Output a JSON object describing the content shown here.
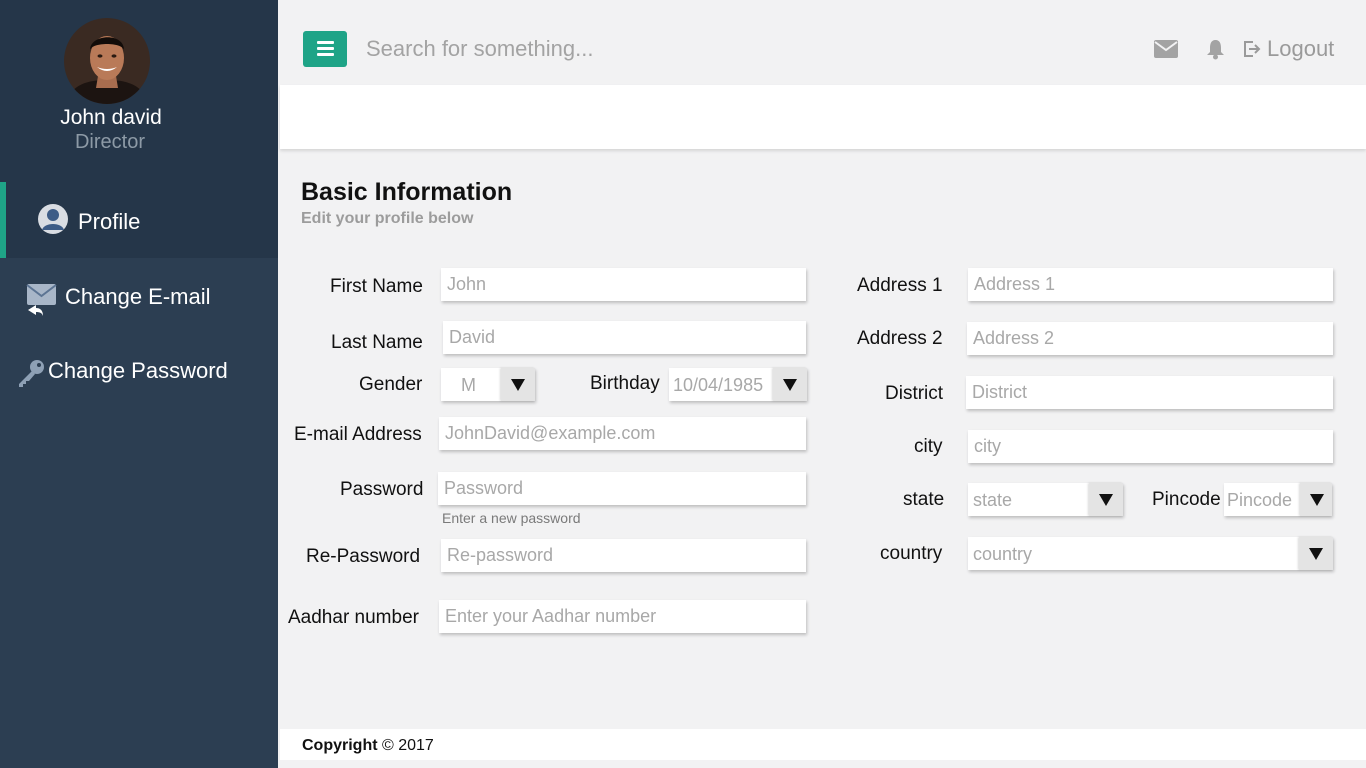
{
  "user": {
    "name": "John david",
    "role": "Director"
  },
  "sidebar": {
    "items": [
      {
        "label": "Profile",
        "icon": "user-icon",
        "active": true
      },
      {
        "label": "Change E-mail",
        "icon": "envelope-reply-icon",
        "active": false
      },
      {
        "label": "Change Password",
        "icon": "key-icon",
        "active": false
      }
    ]
  },
  "topbar": {
    "search_placeholder": "Search for something...",
    "logout_label": "Logout",
    "accent_color": "#1fa487"
  },
  "page": {
    "title": "Basic Information",
    "subtitle": "Edit your profile below"
  },
  "form": {
    "first_name": {
      "label": "First Name",
      "placeholder": "John"
    },
    "last_name": {
      "label": "Last Name",
      "placeholder": "David"
    },
    "gender": {
      "label": "Gender",
      "value": "M"
    },
    "birthday": {
      "label": "Birthday",
      "value": "10/04/1985"
    },
    "email": {
      "label": "E-mail Address",
      "placeholder": "JohnDavid@example.com"
    },
    "password": {
      "label": "Password",
      "placeholder": "Password",
      "hint": "Enter a new password"
    },
    "repassword": {
      "label": "Re-Password",
      "placeholder": "Re-password"
    },
    "aadhar": {
      "label": "Aadhar number",
      "placeholder": "Enter your Aadhar number"
    },
    "address1": {
      "label": "Address 1",
      "placeholder": "Address 1"
    },
    "address2": {
      "label": "Address 2",
      "placeholder": "Address 2"
    },
    "district": {
      "label": "District",
      "placeholder": "District"
    },
    "city": {
      "label": "city",
      "placeholder": "city"
    },
    "state": {
      "label": "state",
      "value": "state"
    },
    "pincode": {
      "label": "Pincode",
      "value": "Pincode"
    },
    "country": {
      "label": "country",
      "value": "country"
    }
  },
  "footer": {
    "copyright_label": "Copyright",
    "copyright_rest": "© 2017"
  }
}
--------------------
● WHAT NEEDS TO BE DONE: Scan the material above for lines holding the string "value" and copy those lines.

● ANSWER SECTION:
      "value": "M"
      "value": "10/04/1985"
      "value": "state"
      "value": "Pincode"
      "value": "country"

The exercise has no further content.